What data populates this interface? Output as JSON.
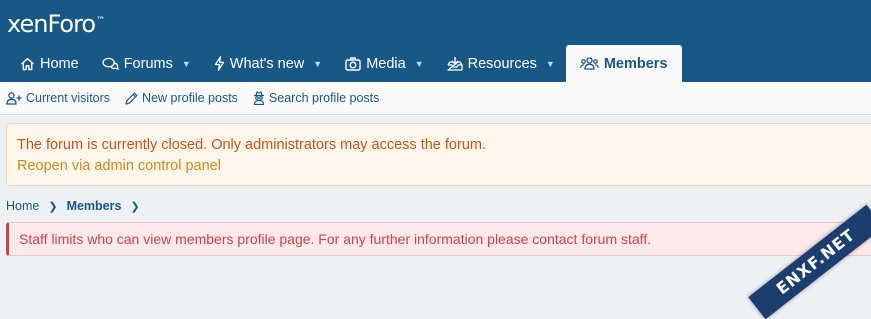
{
  "header": {
    "logo_text": "xenForo",
    "logo_tm": "™"
  },
  "nav": {
    "tabs": [
      {
        "label": "Home",
        "icon": "home-icon",
        "has_caret": false
      },
      {
        "label": "Forums",
        "icon": "comments-icon",
        "has_caret": true
      },
      {
        "label": "What's new",
        "icon": "bolt-icon",
        "has_caret": true
      },
      {
        "label": "Media",
        "icon": "camera-icon",
        "has_caret": true
      },
      {
        "label": "Resources",
        "icon": "inbox-icon",
        "has_caret": true
      },
      {
        "label": "Members",
        "icon": "users-icon",
        "has_caret": false,
        "selected": true
      }
    ]
  },
  "subnav": {
    "items": [
      {
        "label": "Current visitors",
        "icon": "user-plus-icon"
      },
      {
        "label": "New profile posts",
        "icon": "pencil-icon"
      },
      {
        "label": "Search profile posts",
        "icon": "user-secret-icon"
      }
    ]
  },
  "notice": {
    "text": "The forum is currently closed. Only administrators may access the forum.",
    "link": "Reopen via admin control panel"
  },
  "breadcrumb": {
    "items": [
      "Home",
      "Members"
    ]
  },
  "error": {
    "text": "Staff limits who can view members profile page. For any further information please contact forum staff."
  },
  "watermark": {
    "text": "ENXF.NET"
  },
  "colors": {
    "header_bg": "#185886",
    "notice_bg": "#fef6eb",
    "error_bg": "#fde9e9",
    "error_text": "#c84448"
  }
}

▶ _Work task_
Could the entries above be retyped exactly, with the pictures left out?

▶ _Written response_
What data populates this interface? Output as JSON.
{
  "header": {
    "logo_text": "xenForo",
    "logo_tm": "™"
  },
  "nav": {
    "tabs": [
      {
        "label": "Home",
        "icon": "home-icon",
        "has_caret": false
      },
      {
        "label": "Forums",
        "icon": "comments-icon",
        "has_caret": true
      },
      {
        "label": "What's new",
        "icon": "bolt-icon",
        "has_caret": true
      },
      {
        "label": "Media",
        "icon": "camera-icon",
        "has_caret": true
      },
      {
        "label": "Resources",
        "icon": "inbox-icon",
        "has_caret": true
      },
      {
        "label": "Members",
        "icon": "users-icon",
        "has_caret": false,
        "selected": true
      }
    ]
  },
  "subnav": {
    "items": [
      {
        "label": "Current visitors",
        "icon": "user-plus-icon"
      },
      {
        "label": "New profile posts",
        "icon": "pencil-icon"
      },
      {
        "label": "Search profile posts",
        "icon": "user-secret-icon"
      }
    ]
  },
  "notice": {
    "text": "The forum is currently closed. Only administrators may access the forum.",
    "link": "Reopen via admin control panel"
  },
  "breadcrumb": {
    "items": [
      "Home",
      "Members"
    ]
  },
  "error": {
    "text": "Staff limits who can view members profile page. For any further information please contact forum staff."
  },
  "watermark": {
    "text": "ENXF.NET"
  },
  "colors": {
    "header_bg": "#185886",
    "notice_bg": "#fef6eb",
    "error_bg": "#fde9e9",
    "error_text": "#c84448"
  }
}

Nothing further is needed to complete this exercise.